- [Action item] The job is to output each record exactly as it stands, pictures excluded.

+ + + + + + +

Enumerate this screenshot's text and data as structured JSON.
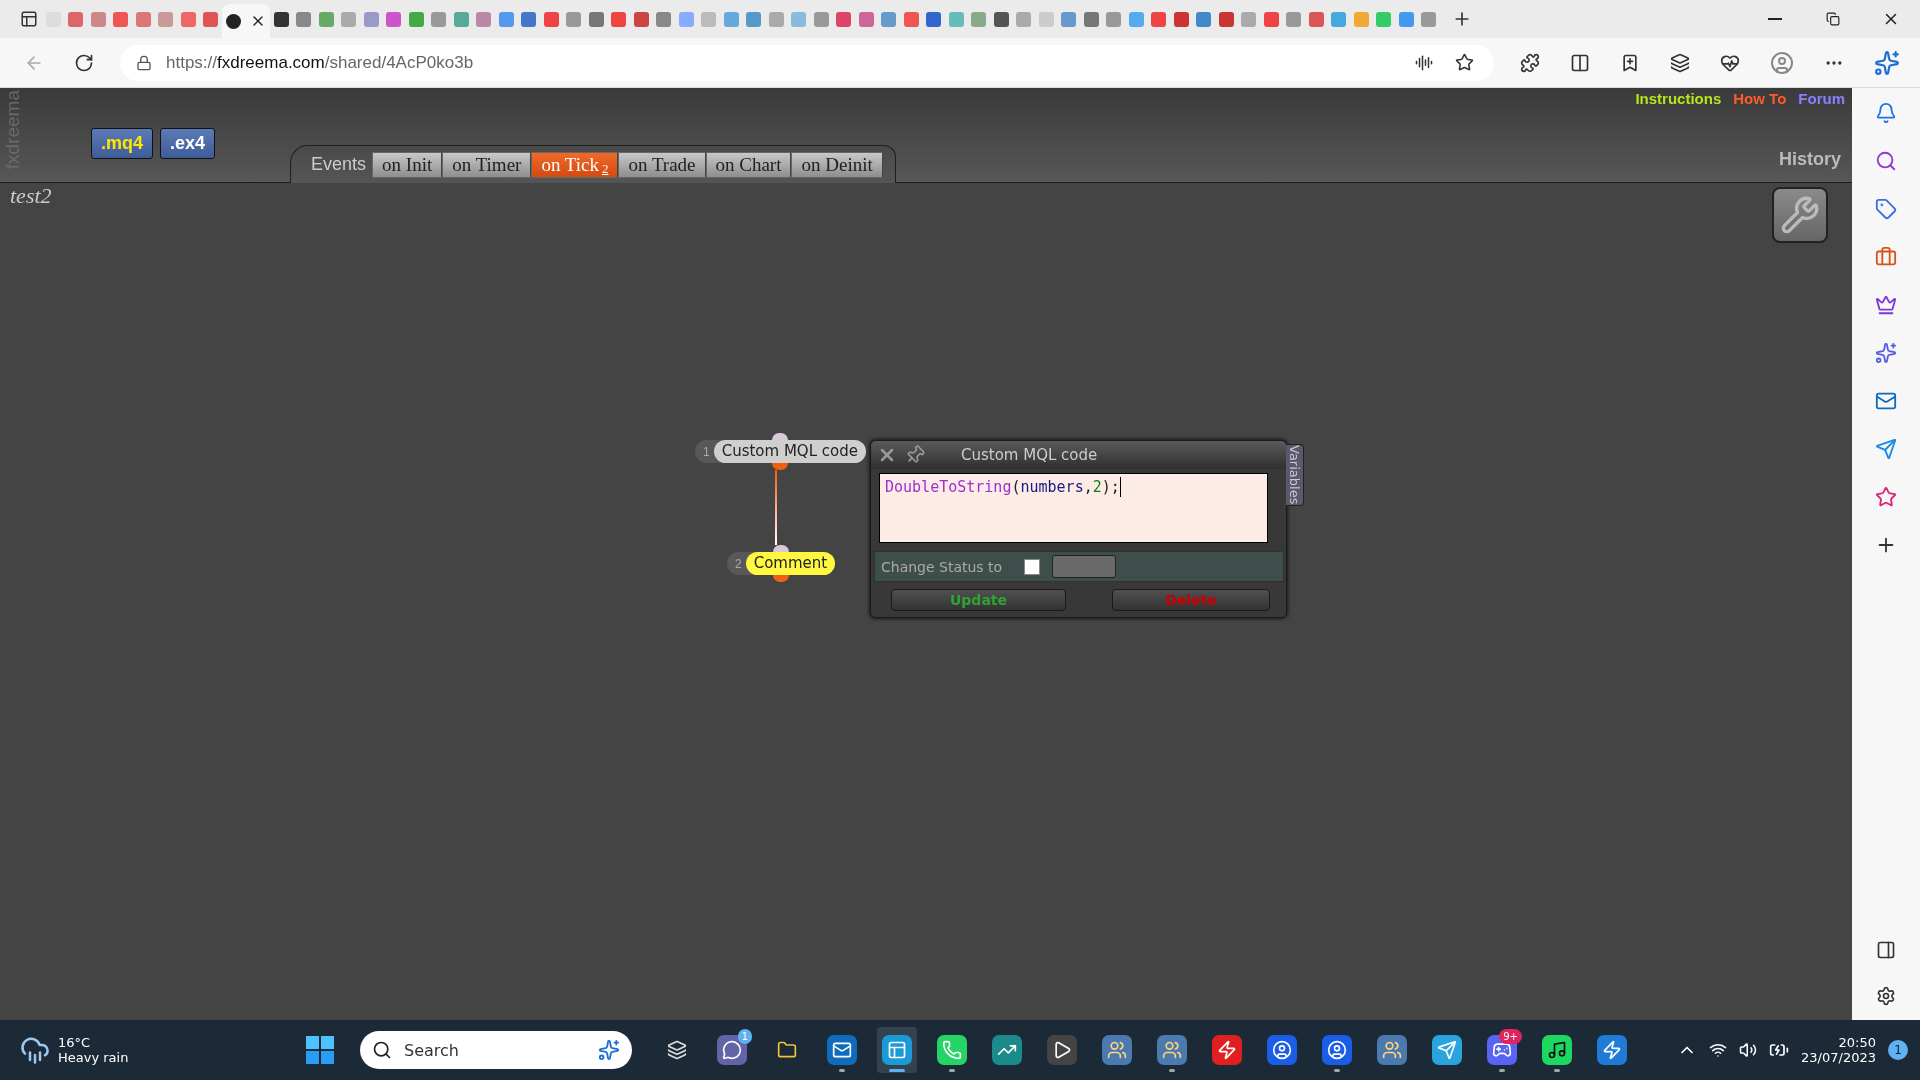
{
  "browser": {
    "url": {
      "scheme": "https://",
      "domain": "fxdreema.com",
      "path": "/shared/4AcP0ko3b"
    }
  },
  "app": {
    "brand": "fxdreema",
    "export_buttons": [
      ".mq4",
      ".ex4"
    ],
    "links": [
      {
        "label": "Instructions",
        "color": "#b5e61d"
      },
      {
        "label": "How To",
        "color": "#ff5a2a"
      },
      {
        "label": "Forum",
        "color": "#8a80ff"
      }
    ],
    "events_label": "Events",
    "event_tabs": [
      {
        "label": "on Init",
        "selected": false
      },
      {
        "label": "on Timer",
        "selected": false
      },
      {
        "label": "on Tick",
        "count": "2",
        "selected": true
      },
      {
        "label": "on Trade",
        "selected": false
      },
      {
        "label": "on Chart",
        "selected": false
      },
      {
        "label": "on Deinit",
        "selected": false
      }
    ],
    "history": "History",
    "project_title": "test2",
    "nodes": [
      {
        "number": "1",
        "label": "Custom MQL code",
        "kind": "code"
      },
      {
        "number": "2",
        "label": "Comment",
        "kind": "comment"
      }
    ],
    "dialog": {
      "title": "Custom MQL code",
      "code": [
        {
          "text": "DoubleToString",
          "kind": "function"
        },
        {
          "text": "(",
          "kind": "punct"
        },
        {
          "text": "numbers",
          "kind": "ident"
        },
        {
          "text": ",",
          "kind": "punct"
        },
        {
          "text": "2",
          "kind": "number"
        },
        {
          "text": ");",
          "kind": "punct"
        }
      ],
      "status_label": "Change Status to",
      "status_checked": false,
      "buttons": [
        {
          "label": "Update",
          "kind": "confirm"
        },
        {
          "label": "Delete",
          "kind": "danger"
        }
      ],
      "side_tab": "Variables"
    }
  },
  "taskbar": {
    "weather": {
      "temperature": "16°C",
      "condition": "Heavy rain"
    },
    "search_placeholder": "Search",
    "apps": [
      {
        "kind": "stack",
        "running": false
      },
      {
        "kind": "chat",
        "badge": "1",
        "running": false
      },
      {
        "kind": "folder",
        "running": false
      },
      {
        "kind": "mail",
        "running": true
      },
      {
        "kind": "browser",
        "running": true,
        "selected": true
      },
      {
        "kind": "phone",
        "running": true
      },
      {
        "kind": "chart",
        "running": false
      },
      {
        "kind": "player",
        "running": false
      },
      {
        "kind": "people",
        "running": false
      },
      {
        "kind": "people",
        "running": true
      },
      {
        "kind": "redsquare",
        "running": false
      },
      {
        "kind": "bluep",
        "running": false
      },
      {
        "kind": "bluep",
        "running": true
      },
      {
        "kind": "people",
        "running": false
      },
      {
        "kind": "plane",
        "running": false
      },
      {
        "kind": "game",
        "badge": "9+",
        "running": true
      },
      {
        "kind": "music",
        "running": true
      },
      {
        "kind": "zigzag",
        "running": false
      }
    ],
    "time": "20:50",
    "date": "23/07/2023",
    "notifications": "1"
  }
}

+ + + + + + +

- [Final answer]
Enumerate this screenshot's text and data as structured JSON.
{
  "browser": {
    "url": {
      "scheme": "https://",
      "domain": "fxdreema.com",
      "path": "/shared/4AcP0ko3b"
    }
  },
  "app": {
    "brand": "fxdreema",
    "export_buttons": [
      ".mq4",
      ".ex4"
    ],
    "links": [
      {
        "label": "Instructions",
        "color": "#b5e61d"
      },
      {
        "label": "How To",
        "color": "#ff5a2a"
      },
      {
        "label": "Forum",
        "color": "#8a80ff"
      }
    ],
    "events_label": "Events",
    "event_tabs": [
      {
        "label": "on Init",
        "selected": false
      },
      {
        "label": "on Timer",
        "selected": false
      },
      {
        "label": "on Tick",
        "count": "2",
        "selected": true
      },
      {
        "label": "on Trade",
        "selected": false
      },
      {
        "label": "on Chart",
        "selected": false
      },
      {
        "label": "on Deinit",
        "selected": false
      }
    ],
    "history": "History",
    "project_title": "test2",
    "nodes": [
      {
        "number": "1",
        "label": "Custom MQL code",
        "kind": "code"
      },
      {
        "number": "2",
        "label": "Comment",
        "kind": "comment"
      }
    ],
    "dialog": {
      "title": "Custom MQL code",
      "code": [
        {
          "text": "DoubleToString",
          "kind": "function"
        },
        {
          "text": "(",
          "kind": "punct"
        },
        {
          "text": "numbers",
          "kind": "ident"
        },
        {
          "text": ",",
          "kind": "punct"
        },
        {
          "text": "2",
          "kind": "number"
        },
        {
          "text": ");",
          "kind": "punct"
        }
      ],
      "status_label": "Change Status to",
      "status_checked": false,
      "buttons": [
        {
          "label": "Update",
          "kind": "confirm"
        },
        {
          "label": "Delete",
          "kind": "danger"
        }
      ],
      "side_tab": "Variables"
    }
  },
  "taskbar": {
    "weather": {
      "temperature": "16°C",
      "condition": "Heavy rain"
    },
    "search_placeholder": "Search",
    "apps": [
      {
        "kind": "stack",
        "running": false
      },
      {
        "kind": "chat",
        "badge": "1",
        "running": false
      },
      {
        "kind": "folder",
        "running": false
      },
      {
        "kind": "mail",
        "running": true
      },
      {
        "kind": "browser",
        "running": true,
        "selected": true
      },
      {
        "kind": "phone",
        "running": true
      },
      {
        "kind": "chart",
        "running": false
      },
      {
        "kind": "player",
        "running": false
      },
      {
        "kind": "people",
        "running": false
      },
      {
        "kind": "people",
        "running": true
      },
      {
        "kind": "redsquare",
        "running": false
      },
      {
        "kind": "bluep",
        "running": false
      },
      {
        "kind": "bluep",
        "running": true
      },
      {
        "kind": "people",
        "running": false
      },
      {
        "kind": "plane",
        "running": false
      },
      {
        "kind": "game",
        "badge": "9+",
        "running": true
      },
      {
        "kind": "music",
        "running": true
      },
      {
        "kind": "zigzag",
        "running": false
      }
    ],
    "time": "20:50",
    "date": "23/07/2023",
    "notifications": "1"
  }
}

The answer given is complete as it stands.